The Fed raised interest rates by 25 bps, as expected, and indicated that they were on track to raise rates twice more in 2018. Chairman Powell said that the improving economy might necessitate a steeper path of rates hikes in 2019 and 2020. We have seen the 10-year treasury yield settle in around 2.85% but 3-month LIBOR has increased by almost 60 bps in 2018 putting pressure on short-term funding costs across banks and other lenders. Lenders like Prosper are planning to pass on some of the increase in funding costs to their borrowers by raising interest rates on Personal Loans.

US household income increased by 0.9% MoM in January reflecting the impact of the tax reform act. Lenders expressed optimism in their 4th quarter earnings reports about the potential benefits of tax reform on higher borrower incomes leading to lower delinquency rates in the medium term.
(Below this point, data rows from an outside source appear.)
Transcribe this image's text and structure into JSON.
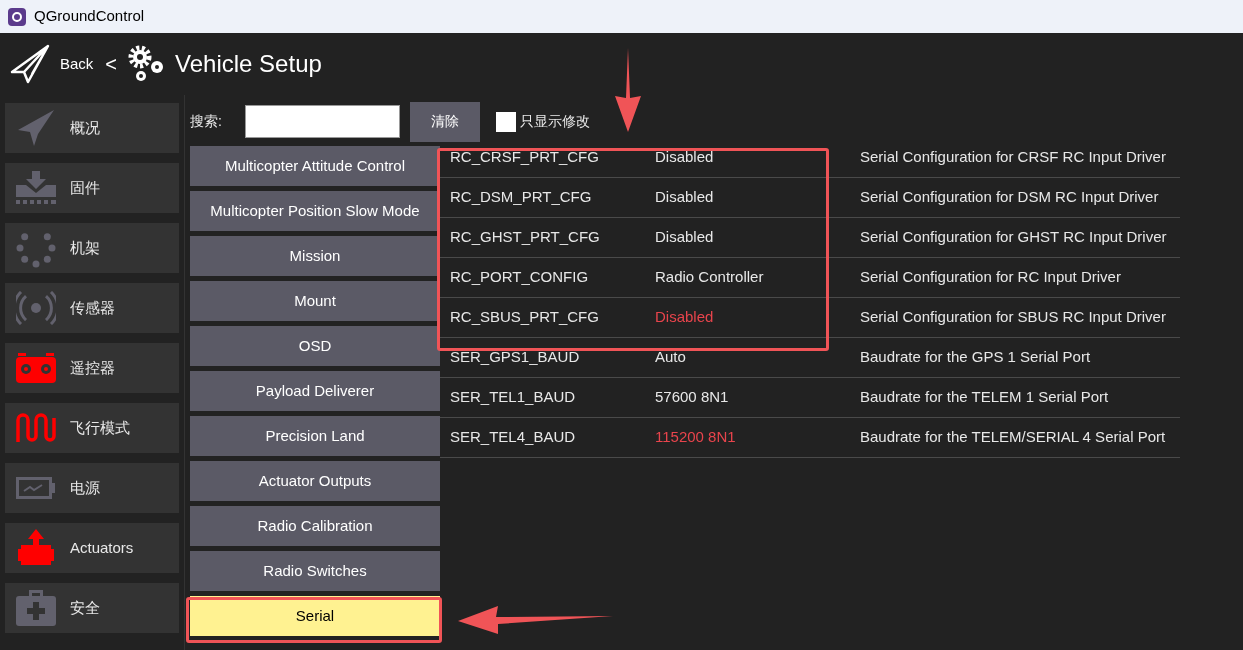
{
  "window": {
    "title": "QGroundControl"
  },
  "header": {
    "back": "Back",
    "separator": "<",
    "title": "Vehicle Setup"
  },
  "sidebar": {
    "items": [
      {
        "label": "概况",
        "attention": false,
        "selected": false
      },
      {
        "label": "固件",
        "attention": false,
        "selected": false
      },
      {
        "label": "机架",
        "attention": false,
        "selected": false
      },
      {
        "label": "传感器",
        "attention": false,
        "selected": false
      },
      {
        "label": "遥控器",
        "attention": true,
        "selected": false
      },
      {
        "label": "飞行模式",
        "attention": true,
        "selected": false
      },
      {
        "label": "电源",
        "attention": false,
        "selected": false
      },
      {
        "label": "Actuators",
        "attention": true,
        "selected": false
      },
      {
        "label": "安全",
        "attention": false,
        "selected": false
      }
    ]
  },
  "search": {
    "label": "搜索:",
    "clear_button": "清除",
    "only_modified": {
      "label": "只显示修改",
      "checked": false
    }
  },
  "groups": [
    {
      "label": "Multicopter Attitude Control",
      "selected": false
    },
    {
      "label": "Multicopter Position Slow Mode",
      "selected": false
    },
    {
      "label": "Mission",
      "selected": false
    },
    {
      "label": "Mount",
      "selected": false
    },
    {
      "label": "OSD",
      "selected": false
    },
    {
      "label": "Payload Deliverer",
      "selected": false
    },
    {
      "label": "Precision Land",
      "selected": false
    },
    {
      "label": "Actuator Outputs",
      "selected": false
    },
    {
      "label": "Radio Calibration",
      "selected": false
    },
    {
      "label": "Radio Switches",
      "selected": false
    },
    {
      "label": "Serial",
      "selected": true
    }
  ],
  "parameters": [
    {
      "name": "RC_CRSF_PRT_CFG",
      "value": "Disabled",
      "description": "Serial Configuration for CRSF RC Input Driver",
      "modified": false
    },
    {
      "name": "RC_DSM_PRT_CFG",
      "value": "Disabled",
      "description": "Serial Configuration for DSM RC Input Driver",
      "modified": false
    },
    {
      "name": "RC_GHST_PRT_CFG",
      "value": "Disabled",
      "description": "Serial Configuration for GHST RC Input Driver",
      "modified": false
    },
    {
      "name": "RC_PORT_CONFIG",
      "value": "Radio Controller",
      "description": "Serial Configuration for RC Input Driver",
      "modified": false
    },
    {
      "name": "RC_SBUS_PRT_CFG",
      "value": "Disabled",
      "description": "Serial Configuration for SBUS RC Input Driver",
      "modified": true
    },
    {
      "name": "SER_GPS1_BAUD",
      "value": "Auto",
      "description": "Baudrate for the GPS 1 Serial Port",
      "modified": false
    },
    {
      "name": "SER_TEL1_BAUD",
      "value": "57600 8N1",
      "description": "Baudrate for the TELEM 1 Serial Port",
      "modified": false
    },
    {
      "name": "SER_TEL4_BAUD",
      "value": "115200 8N1",
      "description": "Baudrate for the TELEM/SERIAL 4 Serial Port",
      "modified": true
    }
  ]
}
We explore this aspect in greater detail in our Q4 Lending Earnings Insights, coming out next week.

In fintech financing news, CommonBond raised $50 Mn in a Series D round led by Fifth Third, continuing the trend of banks partnering with and investing in fintech companies. CommonBond will use the funds to invest in technology and broaden their lending offerings.

Amazon vs Costco

Continuing our theme of technology lenders like Amazon branching into providing financial services, the obvious question is who might be next. Main street retailers like Walmart, Target and Costco could be likely candidates. Some of these retailers like Walmart and Costco already have a range of financial products that they offer. These retailers are seen as a trusted brand and could provide financial literacy and offer complementary products to their customers. Costco’s range of financial products offerings is shown below:

Given the lack of a regulatory swim-lane for non-bank organizations, these companies are partnering with banks and insurance companies to offer financial products. Costco and others could potentially offer white-label robo-advisors to expand their product offerings. Costco previously used to offer discounted trading through ShareBuilder and WalMart abandoned its plans for a bank after finding the regulatory landscape too onerous.

PeerIQ’s Lending Earnings Insights

We will be releasing our Q1 2018 Lending Earnings Insights report next week. Stay tuned!

On a quarterly basis, following earnings announcements, we analyze lender performance with a focus on credit performance trends and forward-looking commentary. We analyze data across three main lender segments: (1) FinTechs & Non-Banks, (2) Large banks, and (3) Card Issuers.

Below is a sneak peek at some of the main themes that we explore in this tracker:

Where are we in the credit cycle? Earnings calls indicate CEOs/CFOs are constructive on the health of the US consumer and see a tax reform as improving consumers’ disposable income. However, an increasing supply for credit and demand for credit, as well as re-normalization trends and increased competition are leading to higher charge-offs.

Credit re-normalization continues across all major lending groups. Credit performance this quarter is mixed. We observe improvements, and record low delinquencies from ONDK, OMF, and FinTechs in particular. LendingClub expects 31 bps lower charge-offs going forward due to tighter credit standards. At Discover – a bellwether for personal loan performance – the net charge off rate jumped 92 bps YOY to 3.62% – the largest increase in several years.

Card issuers are increasing loan loss reserves at a higher rate than loan growth, indicating expectations of higher losses going forward. American Express increased loan loss provisions 33% although loan growth was only 14%.

GS & Morgan Stanley remain comparable in market cap, revenues, and margins – are focused on lending to improve ROE. MS is doubling the size of its warehouse lending footprint. GS continues to invest in Marcus and aggressively pursue M&A. If GS executes on its strategic plan of generating, in 5 years we should observe a growth in ROE from their consumer lending activities.

Bank FinTech partnerships, and M&A continues. Banks are either partnering with FinTechs or investing in beefing up their technology capabilities in payments, lending, digital banking and wealth management. Banks like JP are partnering with Amazon by rolling out co-branded checking accounts and credit cards. A specter is haunting financial services – the specter of Amazon.

Lenders are taking actions to pass rising rates on to borrowers to protect margins and investor returns. Lenders are also trying to reduce all-in funding costs by reducing the credit spreads on their securitizations.

As the chart below from Discover shows, net charge off rate jumped 92 bps YOY to 3.62% – the largest increase in several years. Discover has said that an over-supply of credit could lead to excessive borrower leverage and the company is keeping an eye on Personal Loan performance.

Source: Discover Investor Relations


CEO Ram Ahluwalia will be speaking at LendIt 2018 on the 9th of April on “What is Happening with Personal Loan Losses

Industry Update:

Lighter Fare: